Tuesday, June 30, 2020

Scotus Quodlibet Translation

For a limited time, Allan Wolter's translation is available for free from Project Muse!

Sunday, June 21, 2020

What is reality?

Here are some remarks by Peter Thomae on the notion of reality. one should keep these definitions in mind when reading Scotist thought.

Petrus Thomae, Quaestiones de modis distinctionum q. 2 a. 1 (ed. forthcoming ca. 2030)

De tertio, scilicet quid sit realitas, dico duo:
Primum est quod realitas non dicit proprie rem, sed aliquid aliud ad rem pertinens. Hoc patet ex modo significandi, nam ab hoc quod ‘res’ derivatur ‘reale’, unde illud dicitur ‘reale’ quod est ad rem pertinens; sed ab hoc quod dicitur ‘reale’ derivatur ‘realitas’; realitas ergo proprie non dicit rem sed aliquid ad rem pertinens.
Secundum est descriptio quam pono de realitate, quae talis est: illud voco ‘realitatem’ quod est aliquid positivum in re ex natura rei, non contentum in alio | ut in pure passivo vel activo praecise vel sicut in superiori inferius sed actualiter et formaliter inexistens, ita quod ultimate abstractum nullum illorum a quo formaliter distinguitur includit impossibile est in actuali existentia ab illis separari per aliquam potentiam.


Concerning the third [section], namely, 'what is reality', I say two things"
First is that 'reality' does not mean properly 'thing', but something other pertaining to a thing. This is clear from the mode of understanding, for from this that 'real' is derived from 'thing', it is said that 'real' is that is pertaining ot a thing; but from 'real' is derived 'reality'; therefore, reality properly does not mean thing but something pertaining to a thing.
Second is the description which I posit of reality, which is thus: I call that [a] 'reality' which is something positive in a thing from the nature of a thing, not contained in anthoer as in the purely passive or purely active or as an inferior in a superior, but formally and actually existing-in, so that when it is ultimately abstracted it includes none of those from which it is formally distinguished [and] it is possible that it can be spearated from them in actual existence by some power.

Hmmm. well, it is based on two manuscripts. Good manuscripts, sure, but maybe something is missing. Commentary to come.

A Hegel-Scotus Connection?

Alas, bad scholarship has much in common, no matter the topic.

From an Essay by Walter Kaufmann:

One of the few things on which the analysts, pragmatists, and existentialists agree with the dialectical theologians is that Hegel is to be repudiated: their attitude toward Kant, Aristotle, Plato, and the other great philosophers is not at all unanimous even within each movement; but opposition to Hegel is part of the platform of all four, and of the Marxists, too. Oddly, the man whom all these movements take to be so crucially important is but little known to most of their adherents; very few indeed have read as many as two of the four books that Hegel published.
Hegel is known largely through secondary sources and a few incriminating slogans and generalizations. The resulting myth, however, lacked a comprehensive, documented statement till Karl Popper found a place for it in his widely discussed book, The Open Society and Its Enemies. After it had gone through three impressions in England, a revised one-volume edition was brought out in the United States in 1950, five years after its original appearance.

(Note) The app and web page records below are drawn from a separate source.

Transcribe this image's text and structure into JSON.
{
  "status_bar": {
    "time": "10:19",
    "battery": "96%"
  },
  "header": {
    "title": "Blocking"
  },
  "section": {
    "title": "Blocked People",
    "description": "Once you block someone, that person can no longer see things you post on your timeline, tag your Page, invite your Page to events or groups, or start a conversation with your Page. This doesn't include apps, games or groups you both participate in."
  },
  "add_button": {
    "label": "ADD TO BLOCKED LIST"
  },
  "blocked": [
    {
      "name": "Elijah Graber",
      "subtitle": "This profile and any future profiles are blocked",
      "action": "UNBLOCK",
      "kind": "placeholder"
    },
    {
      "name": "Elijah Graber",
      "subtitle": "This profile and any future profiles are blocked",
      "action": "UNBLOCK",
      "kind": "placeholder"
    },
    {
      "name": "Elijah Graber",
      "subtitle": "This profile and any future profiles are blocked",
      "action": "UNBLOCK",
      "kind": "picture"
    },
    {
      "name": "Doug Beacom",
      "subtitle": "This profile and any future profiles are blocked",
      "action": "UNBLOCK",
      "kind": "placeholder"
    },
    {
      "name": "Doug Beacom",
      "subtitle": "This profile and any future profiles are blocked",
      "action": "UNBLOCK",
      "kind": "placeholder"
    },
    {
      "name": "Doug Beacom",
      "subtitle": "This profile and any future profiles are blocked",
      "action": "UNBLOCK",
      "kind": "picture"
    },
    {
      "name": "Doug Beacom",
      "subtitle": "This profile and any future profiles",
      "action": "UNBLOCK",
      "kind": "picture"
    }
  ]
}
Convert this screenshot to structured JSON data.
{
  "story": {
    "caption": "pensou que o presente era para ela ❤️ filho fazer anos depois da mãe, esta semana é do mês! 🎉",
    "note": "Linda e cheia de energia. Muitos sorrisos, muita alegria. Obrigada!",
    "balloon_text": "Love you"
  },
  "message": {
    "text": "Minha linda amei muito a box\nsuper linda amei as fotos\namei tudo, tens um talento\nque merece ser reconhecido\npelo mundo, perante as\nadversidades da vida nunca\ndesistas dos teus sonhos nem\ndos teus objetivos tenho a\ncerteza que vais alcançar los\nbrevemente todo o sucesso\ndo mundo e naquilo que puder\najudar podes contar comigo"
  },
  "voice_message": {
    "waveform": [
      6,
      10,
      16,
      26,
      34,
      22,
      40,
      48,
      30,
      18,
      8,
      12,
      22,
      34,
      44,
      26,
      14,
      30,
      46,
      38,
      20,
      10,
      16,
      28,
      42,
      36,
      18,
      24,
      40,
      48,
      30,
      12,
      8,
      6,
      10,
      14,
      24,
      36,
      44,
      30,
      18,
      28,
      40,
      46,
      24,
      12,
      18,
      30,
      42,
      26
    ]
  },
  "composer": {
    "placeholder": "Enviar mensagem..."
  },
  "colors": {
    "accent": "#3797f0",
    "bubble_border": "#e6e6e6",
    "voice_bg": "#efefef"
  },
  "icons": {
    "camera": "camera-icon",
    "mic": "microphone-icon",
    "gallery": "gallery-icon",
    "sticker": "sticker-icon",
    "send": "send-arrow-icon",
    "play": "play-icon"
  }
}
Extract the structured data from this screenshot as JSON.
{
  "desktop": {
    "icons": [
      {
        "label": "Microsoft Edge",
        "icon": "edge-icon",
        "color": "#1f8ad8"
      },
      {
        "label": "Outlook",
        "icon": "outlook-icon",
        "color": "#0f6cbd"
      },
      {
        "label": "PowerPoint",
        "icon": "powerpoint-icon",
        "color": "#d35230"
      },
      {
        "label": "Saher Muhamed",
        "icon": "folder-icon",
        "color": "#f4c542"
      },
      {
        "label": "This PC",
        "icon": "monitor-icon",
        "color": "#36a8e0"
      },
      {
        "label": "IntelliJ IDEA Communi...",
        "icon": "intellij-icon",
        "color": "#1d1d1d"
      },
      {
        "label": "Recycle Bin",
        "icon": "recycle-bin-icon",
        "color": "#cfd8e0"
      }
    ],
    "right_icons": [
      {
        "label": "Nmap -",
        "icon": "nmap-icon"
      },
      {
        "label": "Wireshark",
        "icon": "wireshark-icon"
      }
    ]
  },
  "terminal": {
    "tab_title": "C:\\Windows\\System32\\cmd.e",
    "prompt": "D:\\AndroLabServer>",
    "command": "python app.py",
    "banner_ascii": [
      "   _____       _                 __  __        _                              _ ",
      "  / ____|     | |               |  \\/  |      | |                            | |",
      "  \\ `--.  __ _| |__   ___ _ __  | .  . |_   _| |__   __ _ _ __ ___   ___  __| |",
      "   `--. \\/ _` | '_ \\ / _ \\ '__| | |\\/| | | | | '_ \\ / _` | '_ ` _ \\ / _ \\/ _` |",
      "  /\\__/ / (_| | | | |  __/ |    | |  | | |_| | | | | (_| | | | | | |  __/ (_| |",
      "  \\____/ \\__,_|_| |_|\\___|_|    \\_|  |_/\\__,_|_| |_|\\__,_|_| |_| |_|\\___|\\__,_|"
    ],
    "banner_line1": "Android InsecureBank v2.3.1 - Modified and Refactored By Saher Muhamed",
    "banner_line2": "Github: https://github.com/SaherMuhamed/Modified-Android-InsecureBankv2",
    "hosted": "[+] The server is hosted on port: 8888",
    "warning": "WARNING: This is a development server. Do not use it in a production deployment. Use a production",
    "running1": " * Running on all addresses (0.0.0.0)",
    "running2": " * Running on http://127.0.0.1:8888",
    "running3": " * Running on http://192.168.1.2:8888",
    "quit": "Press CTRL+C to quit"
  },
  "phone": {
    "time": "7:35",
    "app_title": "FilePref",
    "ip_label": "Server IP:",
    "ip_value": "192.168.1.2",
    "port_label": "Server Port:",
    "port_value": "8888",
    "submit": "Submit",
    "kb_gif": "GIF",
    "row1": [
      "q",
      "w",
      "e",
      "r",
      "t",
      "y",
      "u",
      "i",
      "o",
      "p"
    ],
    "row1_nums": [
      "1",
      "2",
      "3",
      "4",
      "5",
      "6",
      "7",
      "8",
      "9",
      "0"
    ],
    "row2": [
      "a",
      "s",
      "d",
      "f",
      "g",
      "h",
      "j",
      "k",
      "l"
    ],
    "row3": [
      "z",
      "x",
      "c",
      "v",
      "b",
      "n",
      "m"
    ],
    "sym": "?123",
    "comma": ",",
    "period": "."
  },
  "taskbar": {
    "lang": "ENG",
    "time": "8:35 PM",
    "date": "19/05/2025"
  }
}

Furthermore, Popper has relied largely on Scribner’s Hegel Selections, a little anthology for students that contains not a single complete work. Like Gilson in The Unity of Philosophical Experience (p. 246), Popper takes over such a gross mistranslation as “the State is the march of God through the world,” although the original says merely that it is the way of God with the world that there should be the State, and even this sentence is lacking in the text published by Hegel and comes from one of the editor’s additions to the posthumous edition of The Philosophy of Right — and the editor admitted in his Preface that, though these additions were based on lecture notes, “the choice of words” was sometimes his rather than Hegel’s.


No conception is bandied about more unscrupulously in the history of ideas than “Influence.” Popper’s notion of it is so utterly unscientific that one should never guess that he has done important work on logic and on scientific method. At best, it is reducible to post hoc, ergo propter hoc. Thus he speaks of “the Hegelian Bergson” (p. 256 and n. 66) and assumes, without giving any evidence whatever, that Bergson, Smuts, Alexander, and Whitehead were all interested in Hegel, simply because they were “evolutionists” (p. 225 and n. 6).